═════ Input records

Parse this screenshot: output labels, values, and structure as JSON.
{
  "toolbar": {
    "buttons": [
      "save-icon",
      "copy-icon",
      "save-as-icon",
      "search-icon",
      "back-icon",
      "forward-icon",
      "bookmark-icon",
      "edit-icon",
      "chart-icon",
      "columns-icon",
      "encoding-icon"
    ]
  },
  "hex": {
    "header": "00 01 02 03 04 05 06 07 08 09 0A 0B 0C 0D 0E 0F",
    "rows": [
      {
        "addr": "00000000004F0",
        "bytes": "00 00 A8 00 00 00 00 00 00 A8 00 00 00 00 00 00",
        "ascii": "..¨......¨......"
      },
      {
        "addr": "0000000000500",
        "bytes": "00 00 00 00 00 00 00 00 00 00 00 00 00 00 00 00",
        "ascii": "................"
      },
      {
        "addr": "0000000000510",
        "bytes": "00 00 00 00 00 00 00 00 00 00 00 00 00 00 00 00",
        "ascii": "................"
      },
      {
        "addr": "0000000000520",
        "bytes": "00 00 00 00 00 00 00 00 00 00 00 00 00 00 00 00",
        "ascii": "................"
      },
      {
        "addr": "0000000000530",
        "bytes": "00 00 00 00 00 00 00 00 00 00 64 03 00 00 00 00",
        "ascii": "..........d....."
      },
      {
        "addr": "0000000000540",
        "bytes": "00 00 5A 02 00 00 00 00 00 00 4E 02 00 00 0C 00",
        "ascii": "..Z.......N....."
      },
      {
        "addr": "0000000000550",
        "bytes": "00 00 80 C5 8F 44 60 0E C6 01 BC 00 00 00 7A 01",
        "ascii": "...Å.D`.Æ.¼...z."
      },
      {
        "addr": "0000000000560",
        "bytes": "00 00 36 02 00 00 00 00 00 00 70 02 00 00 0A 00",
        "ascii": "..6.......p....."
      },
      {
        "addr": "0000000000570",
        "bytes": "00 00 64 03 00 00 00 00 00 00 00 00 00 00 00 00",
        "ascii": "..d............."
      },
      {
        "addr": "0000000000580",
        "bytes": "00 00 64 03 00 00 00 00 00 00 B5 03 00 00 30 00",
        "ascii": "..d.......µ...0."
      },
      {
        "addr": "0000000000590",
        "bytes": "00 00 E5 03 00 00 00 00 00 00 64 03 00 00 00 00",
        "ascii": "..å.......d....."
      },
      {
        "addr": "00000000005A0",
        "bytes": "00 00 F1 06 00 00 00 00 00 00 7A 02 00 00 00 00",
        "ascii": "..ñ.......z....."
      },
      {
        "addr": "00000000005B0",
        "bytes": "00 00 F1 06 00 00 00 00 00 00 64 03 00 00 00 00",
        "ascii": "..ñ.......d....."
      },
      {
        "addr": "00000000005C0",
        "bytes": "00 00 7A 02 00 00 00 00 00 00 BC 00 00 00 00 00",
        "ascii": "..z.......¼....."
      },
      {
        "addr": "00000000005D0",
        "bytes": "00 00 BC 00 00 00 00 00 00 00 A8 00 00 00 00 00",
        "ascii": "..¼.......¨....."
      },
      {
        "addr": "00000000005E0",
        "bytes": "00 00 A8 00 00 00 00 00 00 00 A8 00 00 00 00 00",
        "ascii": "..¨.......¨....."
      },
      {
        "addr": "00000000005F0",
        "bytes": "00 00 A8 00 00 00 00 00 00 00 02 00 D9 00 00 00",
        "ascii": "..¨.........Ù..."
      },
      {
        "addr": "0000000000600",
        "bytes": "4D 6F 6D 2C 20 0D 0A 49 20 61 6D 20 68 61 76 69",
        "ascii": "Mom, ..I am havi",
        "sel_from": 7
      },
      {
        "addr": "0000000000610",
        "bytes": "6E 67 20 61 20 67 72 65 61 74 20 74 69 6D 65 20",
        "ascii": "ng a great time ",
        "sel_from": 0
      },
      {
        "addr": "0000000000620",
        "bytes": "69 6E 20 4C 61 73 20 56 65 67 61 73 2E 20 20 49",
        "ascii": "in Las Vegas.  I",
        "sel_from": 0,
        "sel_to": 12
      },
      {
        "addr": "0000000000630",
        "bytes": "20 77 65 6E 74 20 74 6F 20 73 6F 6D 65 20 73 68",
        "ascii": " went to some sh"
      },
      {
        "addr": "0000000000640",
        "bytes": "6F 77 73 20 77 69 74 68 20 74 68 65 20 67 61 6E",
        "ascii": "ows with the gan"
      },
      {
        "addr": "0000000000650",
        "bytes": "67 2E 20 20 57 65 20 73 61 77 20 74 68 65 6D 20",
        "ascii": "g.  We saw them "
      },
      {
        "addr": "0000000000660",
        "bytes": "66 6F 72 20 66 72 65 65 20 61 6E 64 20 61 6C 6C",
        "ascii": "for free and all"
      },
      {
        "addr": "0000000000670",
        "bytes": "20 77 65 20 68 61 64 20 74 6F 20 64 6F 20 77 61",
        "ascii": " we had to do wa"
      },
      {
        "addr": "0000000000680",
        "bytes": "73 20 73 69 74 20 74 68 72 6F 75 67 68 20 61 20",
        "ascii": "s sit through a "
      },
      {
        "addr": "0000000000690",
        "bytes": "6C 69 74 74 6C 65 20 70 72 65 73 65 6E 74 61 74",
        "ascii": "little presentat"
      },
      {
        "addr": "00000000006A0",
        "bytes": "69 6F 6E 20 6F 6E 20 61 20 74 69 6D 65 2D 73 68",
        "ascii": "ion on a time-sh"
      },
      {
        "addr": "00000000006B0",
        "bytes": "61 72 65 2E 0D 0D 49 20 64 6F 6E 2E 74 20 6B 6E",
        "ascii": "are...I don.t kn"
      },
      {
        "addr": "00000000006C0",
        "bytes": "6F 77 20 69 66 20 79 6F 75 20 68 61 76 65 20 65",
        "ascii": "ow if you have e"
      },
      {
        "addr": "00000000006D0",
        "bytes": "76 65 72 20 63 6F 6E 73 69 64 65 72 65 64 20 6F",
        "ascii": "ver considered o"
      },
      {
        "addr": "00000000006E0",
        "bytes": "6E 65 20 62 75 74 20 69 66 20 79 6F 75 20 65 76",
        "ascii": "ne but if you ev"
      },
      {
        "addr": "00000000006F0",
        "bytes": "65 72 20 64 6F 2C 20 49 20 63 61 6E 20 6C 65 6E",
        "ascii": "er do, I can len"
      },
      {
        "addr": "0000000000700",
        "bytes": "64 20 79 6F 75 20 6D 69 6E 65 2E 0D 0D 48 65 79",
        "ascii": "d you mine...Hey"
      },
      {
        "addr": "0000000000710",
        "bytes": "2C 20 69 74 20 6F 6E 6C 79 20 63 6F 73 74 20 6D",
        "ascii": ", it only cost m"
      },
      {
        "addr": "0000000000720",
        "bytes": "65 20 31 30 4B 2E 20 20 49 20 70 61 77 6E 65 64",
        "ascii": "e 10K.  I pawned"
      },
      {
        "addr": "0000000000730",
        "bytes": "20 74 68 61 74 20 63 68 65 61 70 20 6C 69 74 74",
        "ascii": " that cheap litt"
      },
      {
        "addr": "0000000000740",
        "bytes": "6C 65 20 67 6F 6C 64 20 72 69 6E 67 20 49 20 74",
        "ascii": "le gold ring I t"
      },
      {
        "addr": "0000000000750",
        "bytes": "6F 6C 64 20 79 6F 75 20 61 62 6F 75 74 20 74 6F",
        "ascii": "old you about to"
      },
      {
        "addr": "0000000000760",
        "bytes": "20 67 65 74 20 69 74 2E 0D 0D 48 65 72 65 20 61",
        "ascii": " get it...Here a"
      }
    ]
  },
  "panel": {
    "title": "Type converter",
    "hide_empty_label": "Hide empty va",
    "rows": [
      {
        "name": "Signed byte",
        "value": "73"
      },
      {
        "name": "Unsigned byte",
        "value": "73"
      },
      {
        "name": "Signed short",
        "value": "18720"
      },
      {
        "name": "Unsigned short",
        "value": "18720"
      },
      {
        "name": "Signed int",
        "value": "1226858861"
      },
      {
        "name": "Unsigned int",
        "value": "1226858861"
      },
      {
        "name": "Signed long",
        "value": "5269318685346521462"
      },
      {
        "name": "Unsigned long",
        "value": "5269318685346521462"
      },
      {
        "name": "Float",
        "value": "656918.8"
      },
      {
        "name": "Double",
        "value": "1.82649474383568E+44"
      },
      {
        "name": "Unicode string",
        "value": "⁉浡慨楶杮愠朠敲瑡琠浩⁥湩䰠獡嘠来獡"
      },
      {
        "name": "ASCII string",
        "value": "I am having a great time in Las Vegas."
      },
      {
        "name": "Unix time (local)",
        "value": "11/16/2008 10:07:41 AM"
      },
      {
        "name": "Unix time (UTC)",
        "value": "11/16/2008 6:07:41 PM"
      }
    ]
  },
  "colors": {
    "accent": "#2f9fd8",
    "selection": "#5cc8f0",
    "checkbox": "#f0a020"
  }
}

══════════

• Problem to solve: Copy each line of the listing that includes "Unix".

• Written response:
        "name": "Unix time (local)",
        "name": "Unix time (UTC)",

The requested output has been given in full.